Prestatyn Town Council host Mind Music Sessions Weekly.
Music and fun at Kings Hall Prestatyn at the junction of Kings Avenue and Ffordd Pendyffryn each Wednesday morning from 10:30.
The sessions are fun. You do not have to be a great singer. Open to everybody and their carers.
Refreshments are available.
Whether it’s 60s soul, operatic arias or songs from the shows, music can soothe, stimulate and bring to mind long-forgotten memories.
The power of music
The power of music, especially singing, to unlock memories and kickstart the grey matter is an increasingly key feature of dementia care. It seems to reach parts of the damaged brain in ways other forms of communication cannot.
‘We tend to remain contactable as musical beings on some level right up to the very end of life,’ says Professor Paul Robertson, a concert violinist and academic who has made a study of music in dementia care.
‘We know that the auditory system of the brain is the first to fully function at 16 weeks, which means that you are musically receptive long before anything else. So it’s a case of first in, last out when it comes to a dementia-type breakdown of memory.’
Many music students throughout the UK, as well as more experienced musicians, now regard care home visits as part of their learning experience.
As well as being enormously beneficial to those with various forms of dementia and their carers, they can also be helpful and rewarding for the musicians themselves.
Like our good friend and supporter George who takes part whenever he can.
Paul Robertson recalls playing for a former church organist with advanced dementia. ‘She was very far gone, no language, no recognition. Someone started singing a hymn and this woman sat down at the piano, found the right key and accompanied the singer in perfect order.’
Cellist Claire Garabedian, who is studying the effects of live and recorded music on people with dementia at the University of Stirling, has also seen for herself the transformation of people who may appear to be in a vegetative state. ‘Even when someone can no longer talk,’ she says, ‘music becomes an avenue for communication and engagement.
It seems to access parts of the brain that remain unaffected by the ravages of dementia.’
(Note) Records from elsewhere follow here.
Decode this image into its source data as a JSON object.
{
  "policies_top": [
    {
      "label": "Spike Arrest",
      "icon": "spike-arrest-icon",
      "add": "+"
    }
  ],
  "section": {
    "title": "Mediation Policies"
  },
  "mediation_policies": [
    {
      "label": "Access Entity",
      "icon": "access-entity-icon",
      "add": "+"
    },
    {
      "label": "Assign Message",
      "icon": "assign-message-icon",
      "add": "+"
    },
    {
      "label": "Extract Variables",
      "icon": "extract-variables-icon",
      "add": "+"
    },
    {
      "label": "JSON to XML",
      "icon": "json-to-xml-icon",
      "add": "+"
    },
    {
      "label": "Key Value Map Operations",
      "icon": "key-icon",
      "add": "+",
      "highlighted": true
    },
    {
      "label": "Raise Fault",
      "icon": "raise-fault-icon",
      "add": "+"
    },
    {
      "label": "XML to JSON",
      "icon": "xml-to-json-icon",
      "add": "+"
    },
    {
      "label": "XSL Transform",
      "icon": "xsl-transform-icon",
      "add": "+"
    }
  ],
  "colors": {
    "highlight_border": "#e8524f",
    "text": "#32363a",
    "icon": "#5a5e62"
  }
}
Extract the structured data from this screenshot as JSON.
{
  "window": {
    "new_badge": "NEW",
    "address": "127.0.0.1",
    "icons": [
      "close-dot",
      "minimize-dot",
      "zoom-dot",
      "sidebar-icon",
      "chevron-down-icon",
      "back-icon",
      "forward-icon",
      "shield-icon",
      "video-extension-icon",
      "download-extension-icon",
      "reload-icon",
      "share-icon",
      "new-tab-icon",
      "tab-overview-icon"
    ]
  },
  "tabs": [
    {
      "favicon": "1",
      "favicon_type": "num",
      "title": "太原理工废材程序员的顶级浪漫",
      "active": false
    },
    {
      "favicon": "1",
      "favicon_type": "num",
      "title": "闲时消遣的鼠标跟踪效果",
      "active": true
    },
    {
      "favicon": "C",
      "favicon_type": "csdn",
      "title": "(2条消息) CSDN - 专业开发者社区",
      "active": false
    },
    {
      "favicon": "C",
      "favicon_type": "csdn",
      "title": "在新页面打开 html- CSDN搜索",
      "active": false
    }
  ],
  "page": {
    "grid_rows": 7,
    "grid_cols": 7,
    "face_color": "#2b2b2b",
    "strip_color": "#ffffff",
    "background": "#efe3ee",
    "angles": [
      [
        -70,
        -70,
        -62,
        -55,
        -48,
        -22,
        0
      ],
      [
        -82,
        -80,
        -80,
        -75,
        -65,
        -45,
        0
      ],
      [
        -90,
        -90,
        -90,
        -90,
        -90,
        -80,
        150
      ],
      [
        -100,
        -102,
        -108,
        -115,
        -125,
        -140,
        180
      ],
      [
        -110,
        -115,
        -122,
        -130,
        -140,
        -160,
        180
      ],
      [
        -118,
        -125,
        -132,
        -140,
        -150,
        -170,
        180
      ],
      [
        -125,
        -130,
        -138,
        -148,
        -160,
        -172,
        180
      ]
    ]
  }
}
Claire believes more could be done to harness music therapies for end-of-life palliative care. ‘This is a growing population and there is a real need now for non-pharmaceutical solutions.’
For more information contact Sue Edwards at Prestatyn Town Council Phone: 01745 857185